I am desperate to spend my time writing, podcasting, and researching. It's how I spend most of my time. To do that, I need to make a few trade-offs—one of them is, for now, not making as much money as I used to. Another trade-off is that I need to make a few strategic offers that cover my bills without overburdening my social bandwidth or tolerance for marketing and sales.
Designing a business model is all about these kinds of trade-offs. You decide on your must-haves and your nice-to-haves so that you can adjust the I-don't-really-cares to make it work. Your product, pricing, growth, sales, and operations all have to work together. There needs to be a logic to it—both how the business is run and how those variables relate to your needs.
Inherent to the logic of a business model that leverages content as marketing, sales, product, or all of the above is very low conversion rates. There will always be 85%, 90%, even 99% of people who follow you, engage with your content, and value what you offer who will not buy from you. That's not a poor reflection on you, your audience, or your content. That's just the math of it.
So either you grow your audience to the point where that's sustainable based on the kind of offer you want to make. Or, you make the kind of offer that makes that percentage sustainable for the kind of audience you have. You can certainly work to shift the balance over time. But you'll have far fewer headaches if you focus on one or the other strategy first.
This is Not Advice is a perk for premium subscribers. I considered putting half of this post behind the paywall since it’s related to that column but decided to keep it freely available for the time being. If you like the slightly more practical stuff, please consider upgrading!
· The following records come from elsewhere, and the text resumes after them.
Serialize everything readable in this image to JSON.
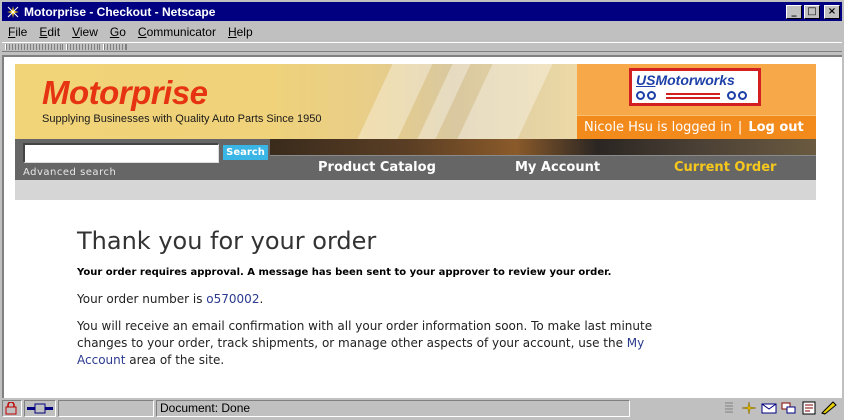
{
  "window": {
    "title": "Motorprise - Checkout - Netscape",
    "controls": {
      "minimize": "_",
      "maximize": "□",
      "close": "×"
    }
  },
  "menu": {
    "items": [
      {
        "key": "F",
        "rest": "ile"
      },
      {
        "key": "E",
        "rest": "dit"
      },
      {
        "key": "V",
        "rest": "iew"
      },
      {
        "key": "G",
        "rest": "o"
      },
      {
        "key": "C",
        "rest": "ommunicator"
      },
      {
        "key": "H",
        "rest": "elp"
      }
    ]
  },
  "header": {
    "brand_name": "Motorprise",
    "tagline": "Supplying Businesses with Quality Auto Parts Since 1950",
    "partner_logo": {
      "us": "US",
      "name": "Motorworks"
    },
    "login_text": "Nicole Hsu is logged in",
    "separator": "|",
    "logout_label": "Log out"
  },
  "search": {
    "value": "",
    "button_label": "Search",
    "advanced_label": "Advanced search"
  },
  "nav": {
    "items": [
      {
        "label": "Product Catalog",
        "current": false
      },
      {
        "label": "My Account",
        "current": false
      },
      {
        "label": "Current Order",
        "current": true
      }
    ]
  },
  "main": {
    "heading": "Thank you for your order",
    "approval_notice": "Your order requires approval. A message has been sent to your approver to review your order.",
    "order_number_prefix": "Your order number is ",
    "order_number": "o570002",
    "order_number_suffix": ".",
    "confirmation_part1": "You will receive an email confirmation with all your order information soon. To make last minute changes to your order, track shipments, or manage other aspects of your account, use the ",
    "confirmation_link": "My Account",
    "confirmation_part2": " area of the site."
  },
  "statusbar": {
    "status_text": "Document: Done"
  },
  "colors": {
    "title_bar": "#000080",
    "brand_red": "#e63312",
    "login_orange": "#f28a1c",
    "current_nav": "#f7c81c",
    "link": "#2b3a8f"
  }
}
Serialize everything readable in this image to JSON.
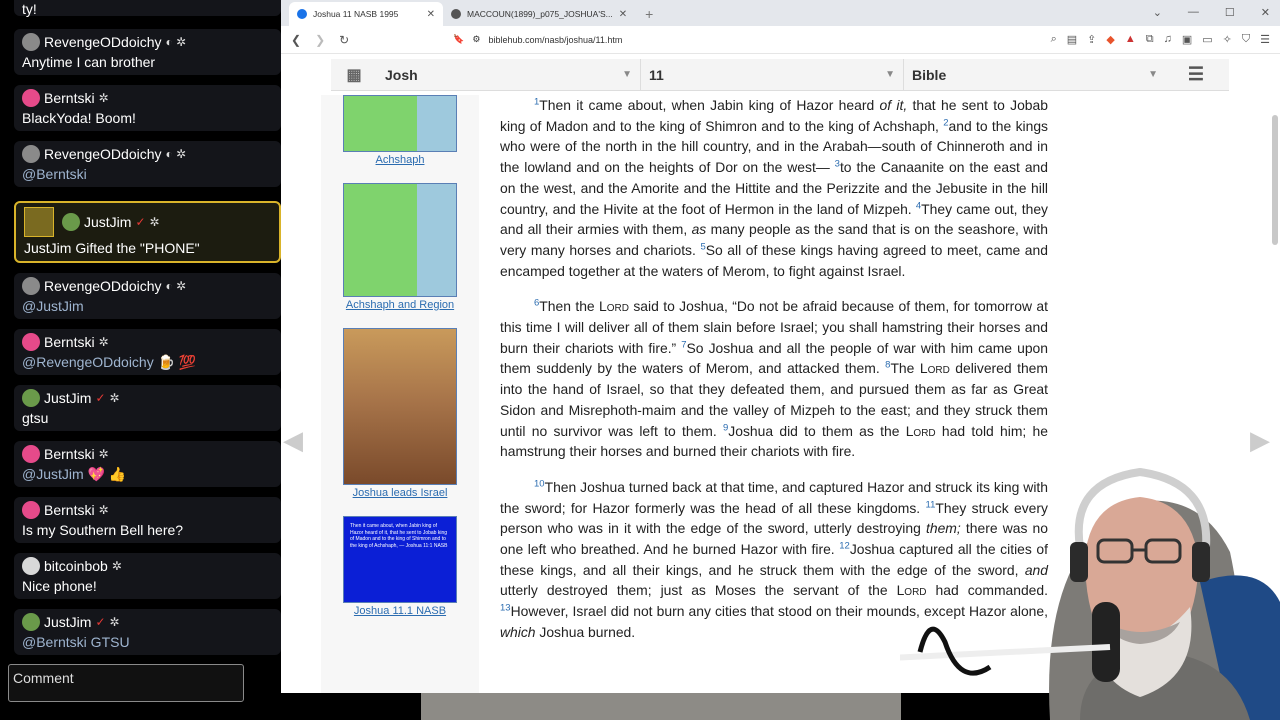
{
  "chat": {
    "top_partial": "ty!",
    "messages": [
      {
        "user": "RevengeODdoichy",
        "text": "Anytime I can brother",
        "mention": false
      },
      {
        "user": "Berntski",
        "text": "BlackYoda! Boom!",
        "mention": false
      },
      {
        "user": "RevengeODdoichy",
        "text": "@Berntski",
        "mention": true
      },
      {
        "user": "JustJim",
        "text": "JustJim Gifted the \"PHONE\"",
        "mention": false,
        "gift": true
      },
      {
        "user": "RevengeODdoichy",
        "text": "@JustJim",
        "mention": true
      },
      {
        "user": "Berntski",
        "text": "@RevengeODdoichy 🍺 💯",
        "mention": true
      },
      {
        "user": "JustJim",
        "text": "gtsu",
        "mention": false
      },
      {
        "user": "Berntski",
        "text": "@JustJim 💖 👍",
        "mention": true
      },
      {
        "user": "Berntski",
        "text": "Is my Southern Bell here?",
        "mention": false
      },
      {
        "user": "bitcoinbob",
        "text": "Nice phone!",
        "mention": false
      },
      {
        "user": "JustJim",
        "text": "@Berntski GTSU",
        "mention": true
      }
    ],
    "comment_placeholder": "Comment"
  },
  "browser": {
    "tabs": [
      {
        "title": "Joshua 11 NASB 1995",
        "active": true
      },
      {
        "title": "MACCOUN(1899)_p075_JOSHUA'S...",
        "active": false
      }
    ],
    "new_tab": "+",
    "url": "biblehub.com/nasb/joshua/11.htm"
  },
  "nav": {
    "book": "Josh",
    "chapter": "11",
    "version": "Bible"
  },
  "thumbs": [
    {
      "caption": "Achshaph"
    },
    {
      "caption": "Achshaph and Region"
    },
    {
      "caption": "Joshua leads Israel"
    },
    {
      "caption": "Joshua 11.1 NASB",
      "image_text": "Then it came about, when Jabin king of Hazor heard of it, that he sent to Jobab king of Madon and to the king of Shimron and to the king of Achshaph, — Joshua 11:1 NASB"
    }
  ],
  "scripture": {
    "p1": {
      "v1": "1",
      "t1": "Then it came about, when Jabin king of Hazor heard ",
      "t1i": "of it,",
      "t1b": " that he sent to Jobab king of Madon and to the king of Shimron and to the king of Achshaph, ",
      "v2": "2",
      "t2": "and to the kings who were of the north in the hill country, and in the Arabah—south of Chinneroth and in the lowland and on the heights of Dor on the west— ",
      "v3": "3",
      "t3": "to the Canaanite on the east and on the west, and the Amorite and the Hittite and the Perizzite and the Jebusite in the hill country, and the Hivite at the foot of Hermon in the land of Mizpeh. ",
      "v4": "4",
      "t4": "They came out, they and all their armies with them, ",
      "t4i": "as",
      "t4b": " many people as the sand that is on the seashore, with very many horses and chariots. ",
      "v5": "5",
      "t5": "So all of these kings having agreed to meet, came and encamped together at the waters of Merom, to fight against Israel."
    },
    "p2": {
      "v6": "6",
      "t6a": "Then the ",
      "lord": "Lord",
      "t6b": " said to Joshua, “Do not be afraid because of them, for tomorrow at this time I will deliver all of them slain before Israel; you shall hamstring their horses and burn their chariots with fire.” ",
      "v7": "7",
      "t7": "So Joshua and all the people of war with him came upon them suddenly by the waters of Merom, and attacked them. ",
      "v8": "8",
      "t8a": "The ",
      "t8b": " delivered them into the hand of Israel, so that they defeated them, and pursued them as far as Great Sidon and Misrephoth-maim and the valley of Mizpeh to the east; and they struck them until no survivor was left to them. ",
      "v9": "9",
      "t9a": "Joshua did to them as the ",
      "t9b": " had told him; he hamstrung their horses and burned their chariots with fire."
    },
    "p3": {
      "v10": "10",
      "t10": "Then Joshua turned back at that time, and captured Hazor and struck its king with the sword; for Hazor formerly was the head of all these kingdoms. ",
      "v11": "11",
      "t11a": "They struck every person who was in it with the edge of the sword, utterly destroying ",
      "t11i": "them;",
      "t11b": " there was no one left who breathed. And he burned Hazor with fire. ",
      "v12": "12",
      "t12a": "Joshua captured all the cities of these kings, and all their kings, and he struck them with the edge of the sword, ",
      "t12i": "and",
      "t12b": " utterly destroyed them; just as Moses the servant of the ",
      "t12c": " had commanded. ",
      "v13": "13",
      "t13a": "However, Israel did not burn any cities that stood on their mounds, except Hazor alone, ",
      "t13i": "which",
      "t13b": " Joshua burned."
    }
  },
  "colors": {
    "link": "#2b6cb0",
    "gift_border": "#d9b42a",
    "verify": "#e53935"
  }
}
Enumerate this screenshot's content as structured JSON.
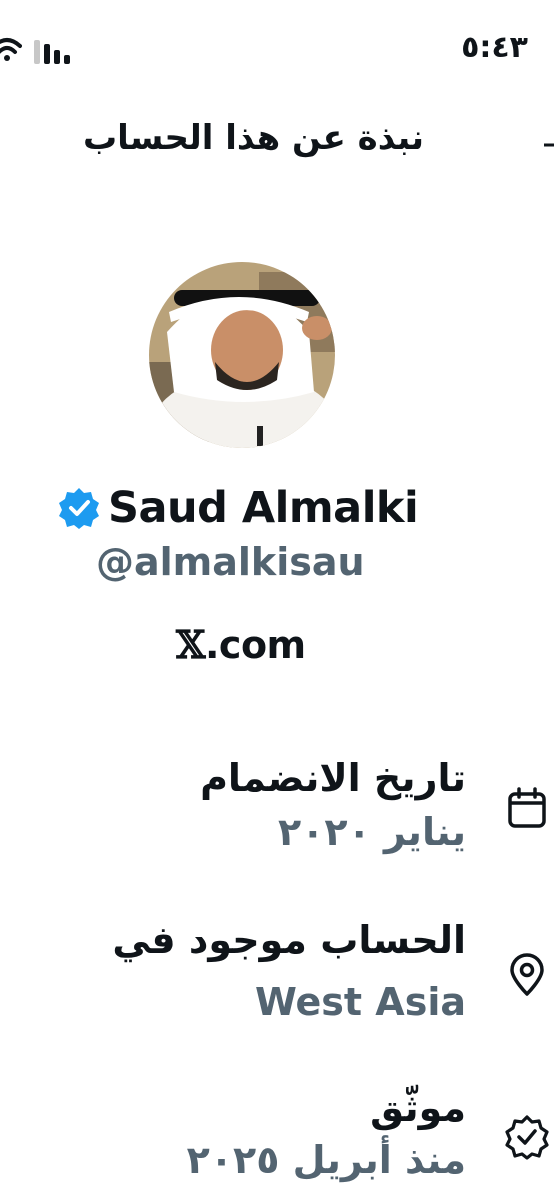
{
  "status_bar": {
    "time": "٥:٤٣"
  },
  "header": {
    "title": "نبذة عن هذا الحساب"
  },
  "profile": {
    "display_name": "Saud Almalki",
    "handle": "@almalkisau",
    "site_link_text": ".com",
    "site_link_mark": "𝕏",
    "verified": true,
    "accent_color": "#1d9bf0"
  },
  "details": [
    {
      "icon": "calendar-icon",
      "label": "تاريخ الانضمام",
      "value": "يناير ٢٠٢٠"
    },
    {
      "icon": "location-pin-icon",
      "label": "الحساب موجود في",
      "value": "West Asia"
    },
    {
      "icon": "verified-badge-outline-icon",
      "label": "موثّق",
      "value": "منذ أبريل ٢٠٢٥"
    }
  ],
  "colors": {
    "text_primary": "#0f1419",
    "text_secondary": "#536471",
    "background": "#ffffff"
  }
}
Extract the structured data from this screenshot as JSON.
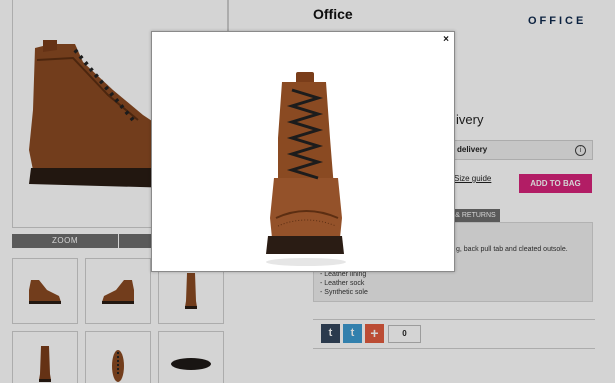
{
  "page": {
    "brand_title": "Office",
    "brand_logo": "OFFICE",
    "zoom_label": "ZOOM",
    "delivery_heading": "ivery",
    "delivery_box_label": "delivery",
    "info_icon": "i",
    "size_guide_label": "Size guide",
    "add_to_bag_label": "ADD TO BAG",
    "returns_tab_label": "& RETURNS",
    "details_text": "g, back pull tab and cleated outsole.",
    "specs": [
      "- Leather lining",
      "- Leather sock",
      "- Synthetic sole"
    ],
    "share_count": "0",
    "social": {
      "tumblr": "t",
      "twitter": "t",
      "plus": "+"
    }
  },
  "modal": {
    "close_label": "×"
  },
  "colors": {
    "add_to_bag": "#d6247a",
    "tumblr": "#34465d",
    "twitter": "#3d9ad1",
    "plus": "#e15c3f",
    "boot_leather": "#8a4a22",
    "boot_sole": "#2a1c14"
  }
}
My guess is that viewing Substack as a potential job with real pay is more common than seeing, say, Instagram as a potential job. "Writer" is more normalized as an occupation than "influencer."